Taking notes on paper vs. glass in 2019

Software (currently, GoodNotes) and hardware (iPad Pro + Apple Pencil) are finally to a point where glass is competitive with paper (currently, Studio Neat Panobook, previously Baron Fig Confidant). I suspect we’re in a grey area like automatic vs. manual transmissions. Most folks won’t care and choose whichever is easier or at their disposal. A few will have very specific opinions or principles that lead their choices.

I am a man of principles and opinions.

The sensation & constraint of paper still beats glass. There is something about the resistance, the scratch, of a good pen across a finite sheet of paper. It’s easier for me to write “well” (opinions on my penmanship vary) on paper than on glass; something about the permanence of the ink or that my eyes are considerably higher resolution than glass displays. Filling notebook after notebook over the years and decades is vastly fulfilling in a way digital notes and writing aren’t.

The recall of software still beats note summarization. I flip through my digital notes quickly. Notionally, though not always accurately, I can search them via OCR. They’re always sync’d to some cloud, with me or quickly retrieved on whatever device is on my person. I can reference them in a window on my desktop computer or update them as though the glass was a sheet of paper at the ready. Organizing infinite notes in software is a gift and a curse.

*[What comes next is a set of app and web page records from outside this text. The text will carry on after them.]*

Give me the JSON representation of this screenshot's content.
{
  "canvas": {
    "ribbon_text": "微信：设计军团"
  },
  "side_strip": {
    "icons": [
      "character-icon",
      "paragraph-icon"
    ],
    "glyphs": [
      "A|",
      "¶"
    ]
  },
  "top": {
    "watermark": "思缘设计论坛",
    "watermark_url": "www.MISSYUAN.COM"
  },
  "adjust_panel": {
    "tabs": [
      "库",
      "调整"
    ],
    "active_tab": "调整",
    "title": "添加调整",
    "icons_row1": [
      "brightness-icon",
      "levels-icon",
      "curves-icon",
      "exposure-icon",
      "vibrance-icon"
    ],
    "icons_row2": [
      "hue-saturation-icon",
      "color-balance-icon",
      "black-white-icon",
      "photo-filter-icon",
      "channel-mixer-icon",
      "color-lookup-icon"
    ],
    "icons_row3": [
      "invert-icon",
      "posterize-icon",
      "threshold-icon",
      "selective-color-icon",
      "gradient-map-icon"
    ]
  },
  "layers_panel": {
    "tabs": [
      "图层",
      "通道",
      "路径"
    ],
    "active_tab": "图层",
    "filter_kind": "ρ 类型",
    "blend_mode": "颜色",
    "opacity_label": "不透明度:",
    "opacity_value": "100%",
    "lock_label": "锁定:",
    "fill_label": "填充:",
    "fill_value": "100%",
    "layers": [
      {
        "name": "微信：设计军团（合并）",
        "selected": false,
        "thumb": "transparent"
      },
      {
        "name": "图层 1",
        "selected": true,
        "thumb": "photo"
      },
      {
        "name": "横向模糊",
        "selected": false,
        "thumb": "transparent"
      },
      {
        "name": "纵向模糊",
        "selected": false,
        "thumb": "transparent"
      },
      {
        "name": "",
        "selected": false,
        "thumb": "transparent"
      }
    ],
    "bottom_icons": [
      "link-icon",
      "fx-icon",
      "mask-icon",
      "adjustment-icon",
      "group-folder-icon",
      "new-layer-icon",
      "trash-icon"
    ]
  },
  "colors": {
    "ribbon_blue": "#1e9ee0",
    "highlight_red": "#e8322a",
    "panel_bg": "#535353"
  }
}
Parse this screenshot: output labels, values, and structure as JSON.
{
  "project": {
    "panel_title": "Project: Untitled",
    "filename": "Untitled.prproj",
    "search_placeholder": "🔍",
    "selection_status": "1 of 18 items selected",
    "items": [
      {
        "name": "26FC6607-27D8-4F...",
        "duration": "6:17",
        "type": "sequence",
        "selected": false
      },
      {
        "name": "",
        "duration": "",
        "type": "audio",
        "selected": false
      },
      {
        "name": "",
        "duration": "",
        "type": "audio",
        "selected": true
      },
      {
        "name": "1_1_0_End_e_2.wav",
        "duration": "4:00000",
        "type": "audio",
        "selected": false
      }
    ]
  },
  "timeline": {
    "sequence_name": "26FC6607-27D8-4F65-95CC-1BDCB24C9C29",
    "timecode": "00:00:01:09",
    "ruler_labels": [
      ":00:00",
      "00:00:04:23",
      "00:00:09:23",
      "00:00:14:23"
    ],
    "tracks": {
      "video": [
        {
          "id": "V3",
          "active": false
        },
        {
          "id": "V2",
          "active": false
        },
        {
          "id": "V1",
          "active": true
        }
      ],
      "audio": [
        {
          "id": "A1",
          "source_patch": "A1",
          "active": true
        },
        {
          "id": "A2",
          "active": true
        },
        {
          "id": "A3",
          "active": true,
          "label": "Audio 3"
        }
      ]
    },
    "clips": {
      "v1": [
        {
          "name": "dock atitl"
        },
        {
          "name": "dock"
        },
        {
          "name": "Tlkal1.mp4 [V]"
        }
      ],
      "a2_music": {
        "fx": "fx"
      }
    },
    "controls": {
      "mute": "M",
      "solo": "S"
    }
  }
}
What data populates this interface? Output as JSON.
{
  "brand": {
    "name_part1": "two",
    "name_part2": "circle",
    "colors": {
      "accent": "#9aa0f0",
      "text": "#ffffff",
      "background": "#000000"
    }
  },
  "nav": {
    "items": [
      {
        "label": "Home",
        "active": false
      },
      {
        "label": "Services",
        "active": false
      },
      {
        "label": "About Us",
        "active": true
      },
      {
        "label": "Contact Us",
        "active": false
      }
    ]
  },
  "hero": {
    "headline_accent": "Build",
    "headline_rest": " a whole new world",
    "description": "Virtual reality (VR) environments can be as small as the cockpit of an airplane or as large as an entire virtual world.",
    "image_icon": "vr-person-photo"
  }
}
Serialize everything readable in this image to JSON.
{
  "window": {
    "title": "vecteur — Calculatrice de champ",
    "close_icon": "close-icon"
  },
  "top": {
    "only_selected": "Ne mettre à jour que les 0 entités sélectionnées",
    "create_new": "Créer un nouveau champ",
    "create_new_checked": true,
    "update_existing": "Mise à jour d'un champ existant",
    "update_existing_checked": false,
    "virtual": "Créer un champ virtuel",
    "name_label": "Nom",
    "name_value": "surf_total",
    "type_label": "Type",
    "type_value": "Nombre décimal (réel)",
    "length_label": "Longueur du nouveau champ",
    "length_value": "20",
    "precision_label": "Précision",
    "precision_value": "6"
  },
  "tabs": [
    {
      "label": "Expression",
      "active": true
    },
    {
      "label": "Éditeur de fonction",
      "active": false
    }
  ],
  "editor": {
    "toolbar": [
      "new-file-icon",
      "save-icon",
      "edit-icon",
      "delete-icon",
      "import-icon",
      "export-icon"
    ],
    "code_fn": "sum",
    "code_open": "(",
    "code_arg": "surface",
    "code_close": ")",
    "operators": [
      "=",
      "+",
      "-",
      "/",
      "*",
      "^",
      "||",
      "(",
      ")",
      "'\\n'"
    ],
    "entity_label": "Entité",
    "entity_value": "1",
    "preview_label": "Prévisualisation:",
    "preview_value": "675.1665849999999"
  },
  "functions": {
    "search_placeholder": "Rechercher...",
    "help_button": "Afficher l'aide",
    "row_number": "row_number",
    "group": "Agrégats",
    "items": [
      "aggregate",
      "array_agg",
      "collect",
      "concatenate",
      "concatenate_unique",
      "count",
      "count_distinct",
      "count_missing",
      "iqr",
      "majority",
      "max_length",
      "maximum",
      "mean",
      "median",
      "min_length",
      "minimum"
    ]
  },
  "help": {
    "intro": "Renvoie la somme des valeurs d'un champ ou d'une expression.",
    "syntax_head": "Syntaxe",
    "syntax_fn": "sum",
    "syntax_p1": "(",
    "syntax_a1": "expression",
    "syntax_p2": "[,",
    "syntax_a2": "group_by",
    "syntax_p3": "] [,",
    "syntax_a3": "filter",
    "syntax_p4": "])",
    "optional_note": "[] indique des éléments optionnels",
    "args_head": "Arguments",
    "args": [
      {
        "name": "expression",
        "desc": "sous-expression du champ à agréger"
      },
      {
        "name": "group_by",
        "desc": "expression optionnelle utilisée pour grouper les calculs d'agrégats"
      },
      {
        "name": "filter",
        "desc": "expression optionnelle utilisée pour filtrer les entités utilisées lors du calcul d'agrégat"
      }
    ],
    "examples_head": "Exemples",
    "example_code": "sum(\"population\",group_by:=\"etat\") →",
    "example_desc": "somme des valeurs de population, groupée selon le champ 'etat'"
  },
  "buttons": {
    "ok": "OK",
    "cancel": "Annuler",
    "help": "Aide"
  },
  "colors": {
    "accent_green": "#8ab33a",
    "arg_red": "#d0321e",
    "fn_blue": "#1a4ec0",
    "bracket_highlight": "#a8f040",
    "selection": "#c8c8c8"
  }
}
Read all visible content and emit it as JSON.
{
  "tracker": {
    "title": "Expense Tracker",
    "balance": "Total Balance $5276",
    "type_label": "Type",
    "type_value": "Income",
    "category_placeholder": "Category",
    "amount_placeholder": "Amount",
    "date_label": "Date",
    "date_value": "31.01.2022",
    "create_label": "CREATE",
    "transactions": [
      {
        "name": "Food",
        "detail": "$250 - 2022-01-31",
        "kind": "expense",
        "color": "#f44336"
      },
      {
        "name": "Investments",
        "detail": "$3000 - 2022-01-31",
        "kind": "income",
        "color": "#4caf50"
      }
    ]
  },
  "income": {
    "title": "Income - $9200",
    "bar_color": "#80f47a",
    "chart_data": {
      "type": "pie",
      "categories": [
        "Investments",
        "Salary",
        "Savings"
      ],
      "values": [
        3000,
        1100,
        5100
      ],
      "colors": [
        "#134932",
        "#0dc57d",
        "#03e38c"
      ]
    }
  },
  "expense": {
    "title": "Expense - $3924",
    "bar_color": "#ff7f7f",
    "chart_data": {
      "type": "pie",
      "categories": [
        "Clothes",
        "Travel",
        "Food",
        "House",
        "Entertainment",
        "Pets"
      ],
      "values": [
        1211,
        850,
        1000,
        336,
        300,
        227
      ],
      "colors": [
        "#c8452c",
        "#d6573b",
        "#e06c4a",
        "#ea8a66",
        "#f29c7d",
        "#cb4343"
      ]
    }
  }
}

The wildcards: I feel slightly precious in meetings when I unfold and start writing on glass. Cat drool doesn’t smudge glass.

By Adam Keys

Telling a joke. Typing.